Lately, I have found it difficult to not be caught up in the wave of cynicism about the current state of sport. At times this has spoiled my own enjoyment as the biggest sports seem to be consuming themselves, in a rush to prioritise satiating the global audiences they attract through digital media and television at the cost of what it means to compete.

At its best, sport is tough and unpredictable, and the victor usually has a will to endure that outlasts his or her rival. Sport is suffering for glory, but suffering doesn’t make for good TV.

What it is becoming these days is entertainment for the sake of it. And I see little difference these days between the English Premier League (and its 100-minute matches and Video Assistant Referees) and the scripted drama of World Wrestling Entertainment.

Give me a tight nil-nil draw any day over the nonsense of teams scoring more frequently after the regulation 90 minutes have ended. Of course, you will get more entertainment if you make footballers play longer – and the more tired they get, the more likely someone is to make a mistake. Is that sport or a kind of Hunger Games?

That’s why I was delighted by The Beautiful Game, a film out on Netflix that is inspired by the real Homeless World Cup.

In the Middle East, it often feels as if the trend of homelessness has been normalised

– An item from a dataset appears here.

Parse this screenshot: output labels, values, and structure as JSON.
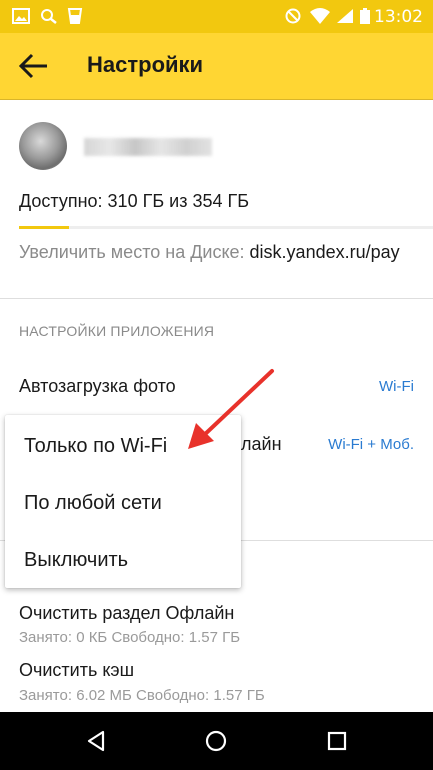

In the movie, a football manager takes a small group of homeless players to Rome to compete in a tournament against other teams from around the world. Each person who takes part has an inspiring story to tell, and to paraphrase the moral of the story, we may be unable to save ourselves when disaster strikes but we can save one another when motivated to do so.

That is what makes sport such an important part of civilisation and our journey to a more equitable society.

However, the idea of a world cup for the homeless also shows us how far we still have to go until we accomplish such a goal. Yet it is possible, according to Mel Young, president of the Homeless World Cup.

Writing for the World Economic Forum last month, he said: “While economic inequality is decreasing on a global scale, many countries are seeing increasing internal economic disparity, and globally, the gulf between rich and poor is growing fast.”

“In this context, homelessness is a key challenge,” he added. “Too often, homelessness is thought of … almost inevitable. This is not the case.”

Mr Young cited examples of success, such as in Finland, where people are given homes first, rather than being expected to find work as a starting point. This makes sense. In the world’s biggest economy, the US, about half a million people are homeless – the largest number recorded in nearly 20 years. Many of them already have jobs but cannot afford a permanent residence.

However, any solutions to people being deprived of a roof over their heads must be capable of working at the largest possible scale. The world’s largest refugee camps are in Kenya, Jordan, South Sudan, Tanzania, Ethiopia and Bangladesh, emphasising the global nature of the problem.

In the Middle East, in particular, it often feels as if the trend has been normalised – homelessness is visibly present as a direct result of conflict, climate change and natural disasters, as well as the Covid-19 pandemic. More than seven million people are internally displaced in Syria because of war. In Gaza, we know the reason why millions of people have been displaced in recent months.

According to UNRWA, the UN agency for Palestinian refugees, as of March 30, up to 1.7 million people (more than 75 per cent of the population) have been displaced across the Gaza Strip, most of them more than once.

“Families are forced to move repeatedly in search of safety. Following intense Israeli bombardments and fighting in Khan Younis and the Middle Area in recent weeks, a significant number of displaced people have moved further south,” UNRWA said this week. This includes one million individuals residing in or near emergency shelters or informal shelters, it added.

We will never be able to fully prevent or put a stop to the triggers that can lead to people losing their homes. Yet we can act once their lives have changed. Providing greater access to homes – whether in terms of making them more affordable or physically helping people to reach them safely – should be the ultimate goal.

Published: April 05, 2024, 7:00 AM